The 95-year-old monarch will welcome Mr Biden, who will be the 13th serving US president she has formally received, and his wife at the dais in the quadrangle.
A Guard of Honour will be formed of the Queen’s Company First Battalion Grenadier Guards, who will give a Royal Salute, and the US National Anthem will be played.
Mr Biden will then accompany the Officer Commanding the Guard of Honour, Major James Taylor, and Major General Christopher Ghika, to inspect the Guard of Honour.
The President will then return to the dais to watch the military march past alongside The Queen and his wife. The Bidens will then join the Queen for tea in the castle.
US President Joe Biden and First Lady Jill Biden arrive on Air Force One at RAF Mildenhall in Suffolk yesterday ahead of the G7 summit in Cornwall
The Queen, pictured in the gardens of Windsor Castle on June 2, where she will host the Bidens
The Queen has received four other presidents and their wives at Windsor Castle in recent times – Donald and Melania Trump in 2018; Barack and Michelle Obama in 2016; George W and Laura Bush in 2008; and Ronald and Nancy Reagan in 1982.
The monarch has met 12 out of 14 serving US presidents so far during her reign, with President Lyndon B Johnson being the only exception. Mr Biden will be the 13th.
Which presidents has the Queen previously met at Windsor?
2018: Donald and Melania Trump
2016: Barack and Michelle Obama
2008: George W and Laura Bush
1982: Ronald and Nancy Reagan
The Grenadier Guards, who will form the Guard of Honour at the castle this weekend, are one of the British Army’s longest-serving units.
As well as operational duties, the Grenadier Guards also have a ceremonial role guarding the Royal Residences, including Windsor Castle and Buckingham Palace.
Today, Mr Biden and Prime Minister Boris Johnson are expected to pledge to restore transatlantic travel in the wake of the Covid pandemic.

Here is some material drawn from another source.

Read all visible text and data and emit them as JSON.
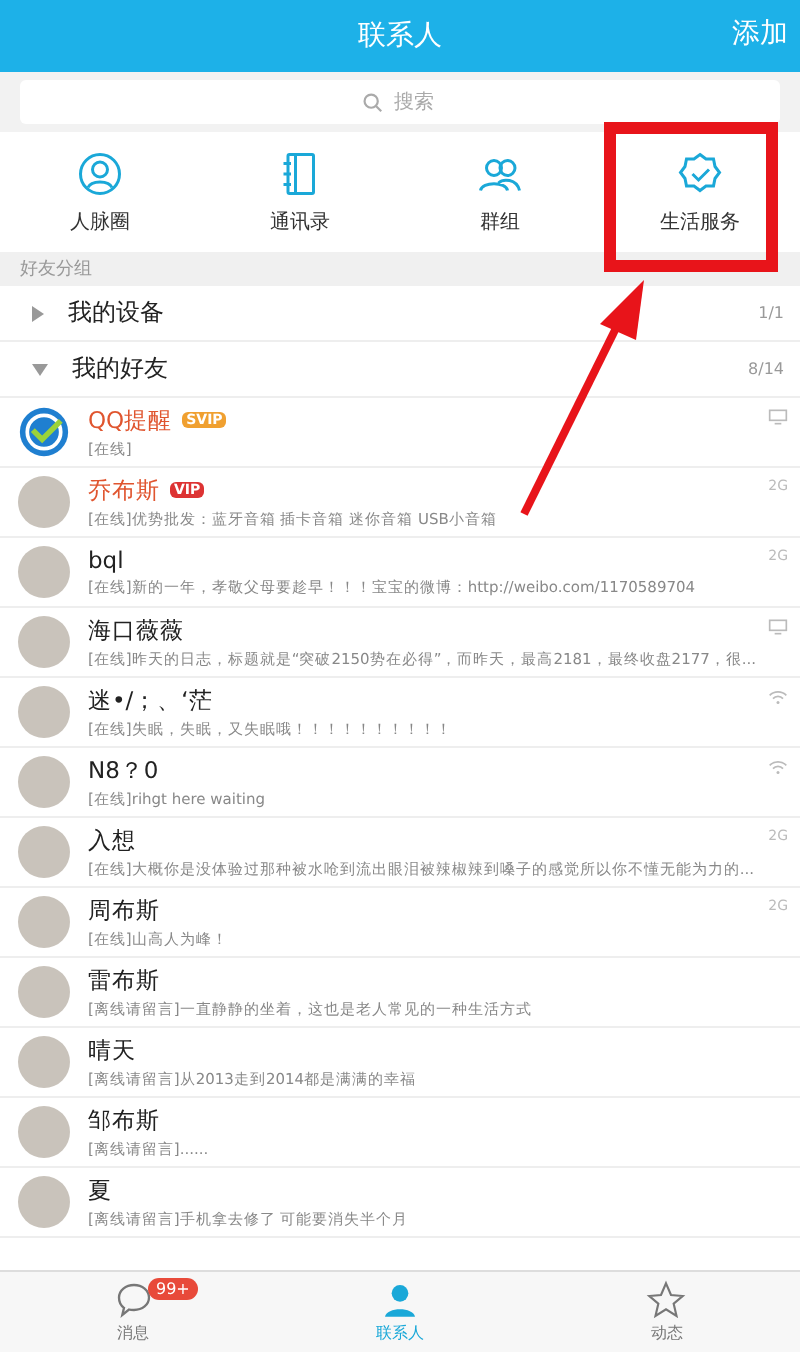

The President will meet the Prime Minister in Cornwall this afternoon before the start of the G7 summit for their first ever face-to-face talks.
The two leaders are expected to agree an updated version of the Atlantic Charter, a 1941 deal between Winston Churchill and Franklin D Roosevelt which is credited with laying the foundations for the post-war world order.
Mr Biden touched down in Britain yesterday for his first overseas trip since his inauguration.
The Queen with Donald Trump and his wife Melania at Windsor Castle in July 2018, as they walk from the Quadrangle after inspecting the Guard of Honour during the president’s visit
The Queen and the Duke of Edinburgh stand with then-president Barack Obama and first lady Michelle Obama in the Oak Room at Windsor Castle ahead of a private lunch on April 22, 2016
The summit, which begins tomorrow, will see the leaders of the world’s richest democracies discuss the response to Covid. They will also attempt to form a united front to tackle challenges posed by China and Russia.
In addition to these issues, Downing Street last night said the PM hoped to finalise a new ‘travel taskforce’ aimed at restoring UK-US travel ‘as soon as possible’.
The President, who once described Mr Johnson as a ‘physical and emotional clone’ of Donald Trump, this week said he would restate his commitment to his country’s ‘special relationship’ with Britain.
No 10 has confirmed the PM prefers not to use the phrase, following reports that he believes it makes the UK appear ‘needy and weak’.
Queen Elizabeth II smiles as the Duke of Edinburgh points to the ceiling, with then-president George W Bush and his wife Laura at St George’s Hall in Windsor Castle on June 15, 2008
The Queen and Prince Philip host then-president Ronald Reagan and his wife Nancy Reagan at Windsor Castle for a State Banquet on June 7, 1982
Mr Biden last night avoided using the phrase, describing the bond between Britain and the US as the ‘strongest military and political alliance in the history of the world’.
He added: ‘Now we need to modernise our alliance… to keep us secure against every threat we’ve faced over the last decade, and the new challenges we are about to face as well.’
Today’s meeting is expected to last for at least two hours. The wide-ranging talks are due to cover the prospects of a post-Brexit trade deal, which has slipped down the White House priority list since Mr Trump’s departure.
The leaders are also set to discuss a technology agreement, aimed at lowering the barriers British firms face when trying to work with their US counterparts.